SDLL in the News
May 18th, 2015- A great day for a book giveaway! The Social Development and Learning Lab and the O’Neill Branch Library in Cambridge, MA, gave 30 children’s books to kids in the neighborhood. Books were donated by other children who participated in an online study with the SDLL.
A huge thank you to the O’Neill library and all of the families who participated in our study who made this book donation possible!
Check out the Child Development Labs’ Winter/Spring 2014 newsletter! This newsletter introduces each of our labs, our new Parent Outreach Project initiative, and some of our recent findings! Click here to take a look at our newsletter and find out what your families have helped us discover!
It’s a research lab and it’s full of toys. Six-year-old Sophie LeBlanc of Malden is the subject of today’s experiment. And she’s about to get a gift from another girl she has never met. The catch? The note on the gift says the other girl really didn’t want to give Sophie the present, but her mom forced her to give the gift.
It’s all part of on-going research at Boston University’s Social Development and Learning Lab. Professor Peter Blake and his team are looking at what motivates kids to be generous.
Parents know what a potential minefield a playdate can be. Two children could be playing happily together, each with a toy, until they covet the same object. Suddenly, that rocking horse means war.
Most parents stress the importance of sharing early on, whether at home with siblings or at the park with strangers. But that doesn’t mean their preschoolers are early adopters.
Kids get to participate in research, while parents learn more about how science works
It’s hands-on time at the Museum of Science (MOS) Discovery Center in Boston. Kids can touch and play their way through scientific exhibits, and even take part in actual science experiments in Living Laboratory, a model for informal cognitive science education. Scientists ask visiting parents if their kids can take part in a quick exercise for one of the ongoing studies. With support from the National Science Foundation (NSF), Becki Kipling and her team provide training that helps scientists speak one-on-one with parents and guardians. The goal is to help parents better understand the scientific process, while at the same time giving researchers the opportunity to hone their communication skills.
A new study coauthored by Boston University Assistant Professor of Psychology Peter Blake finds that young children endorse fairness norms related to sharing, but often act in contradiction to those norms when given a chance to share. The article, titled “I Should but I Won’t: Why Young Children Endorse Norms of Fair Sharing but Do Not Follow Them,” was published this week in the journal Plos ONE.
This phenomenon has rarely been explored in the context of a single study. Using a novel approach, the researchers presented clear evidence of this discrepancy and went on to examine possible explanations for its diminution with age. In one part of the study, 3- to 8-year-old children readily stated that they themselves should share equally, asserted that others should as well, and predicted that others had shared equally with them. Nevertheless, children failed to engage in equal sharing until ages 7–8.
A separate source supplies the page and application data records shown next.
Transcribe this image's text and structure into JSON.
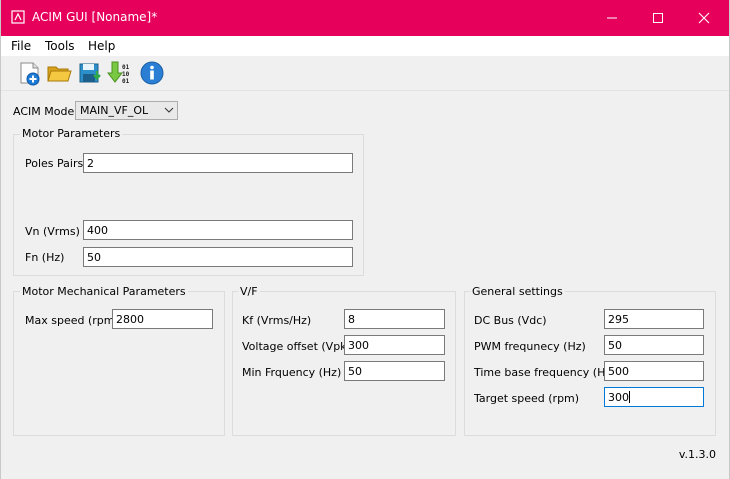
{
  "window": {
    "title": "ACIM GUI [Noname]*"
  },
  "menu": [
    "File",
    "Tools",
    "Help"
  ],
  "toolbar": {
    "icons": [
      "new-file-icon",
      "open-folder-icon",
      "save-icon",
      "download-binary-icon",
      "info-icon"
    ]
  },
  "mode": {
    "label": "ACIM Mode",
    "value": "MAIN_VF_OL"
  },
  "motor_parameters": {
    "title": "Motor Parameters",
    "poles_pairs": {
      "label": "Poles Pairs",
      "value": "2"
    },
    "vn": {
      "label": "Vn (Vrms)",
      "value": "400"
    },
    "fn": {
      "label": "Fn (Hz)",
      "value": "50"
    }
  },
  "mechanical": {
    "title": "Motor Mechanical Parameters",
    "max_speed": {
      "label": "Max speed (rpm)",
      "value": "2800"
    }
  },
  "vf": {
    "title": "V/F",
    "kf": {
      "label": "Kf (Vrms/Hz)",
      "value": "8"
    },
    "voltage_offset": {
      "label": "Voltage offset (Vpk)",
      "value": "300"
    },
    "min_frequency": {
      "label": "Min Frquency (Hz)",
      "value": "50"
    }
  },
  "general": {
    "title": "General settings",
    "dc_bus": {
      "label": "DC Bus (Vdc)",
      "value": "295"
    },
    "pwm_frequency": {
      "label": "PWM frequnecy (Hz)",
      "value": "50"
    },
    "time_base": {
      "label": "Time base frequency (Hz)",
      "value": "500"
    },
    "target_speed": {
      "label": "Target speed (rpm)",
      "value": "300"
    }
  },
  "version": "v.1.3.0",
  "colors": {
    "titlebar": "#e6005c",
    "focus_border": "#0078d7",
    "window_bg": "#f0f0f0"
  }
}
It’s both a scientific mystery and a parenting conundrum: how do children learn to share?
Children as young as three understand the concept of fairness. Fair means one child should get the same number of stickers as another. But put a young child in charge, and fairness seems to go out the window; young children tend to hoard when they are the ones who are deciding how much of their own candy or toys to hand over.
New research is beginning to untangle the disconnect between knowledge and behavior, with a surprising finding: Young children asked to predict how they will divvy up stickers already anticipate they will tip the scale in their favor. When it comes to sharing, the three- to six-year-old set is—scientifically speaking—a bunch of self-aware hypocrites.
BU’s Dr. Peter Blake is studying fairness and equality in children. Using game theory with candy and stickers, he observes children’s behavior in a variety of “fair” and “unfair” situations.
Most of us don’t go around obsessing about the Seven Deadly Sins—most of us probably couldn’t even name them—but the transgressions defined during early Christian times still cross our consciousness on a regular basis. Who hasn’t worried about eating too much or been distressed by someone else’s anger?
Turns out, these “sins” are often the subjects of scientific study, albeit indirectly. Researchers gathered at the MIT Museum last month to describe work they’ve conducted relevant to the deadly seven, as part of the Cambridge Science Festival. The point of their assembly: to share some ways in which research can provide insight into these darker sides of life—and even, in some cases, hold out possibilities for redemption.
A Harvard University study built around an innovative economic game indicates that, at least for our younger selves, the desire for equity often trumps the urge to maximize rewards.
“We were able to show that 8 year olds have a general sense of fairness and are willing to make large sacrifices to enforce it with other children,” said Peter Blake, at the time a postdoctoral researcher at Harvard’s Program for Evolutionary Dynamics and now an assistant professor at BU. Blake coauthored the study with Katherine McAuliffe, a doctoral student at Harvard’s Department of Human Evolutionary Biology. “Children younger than 8 are more self-interested, yet they’re still willing to deny themselves rewards in order to prevent a transaction that’s unfair to them,” said Blake.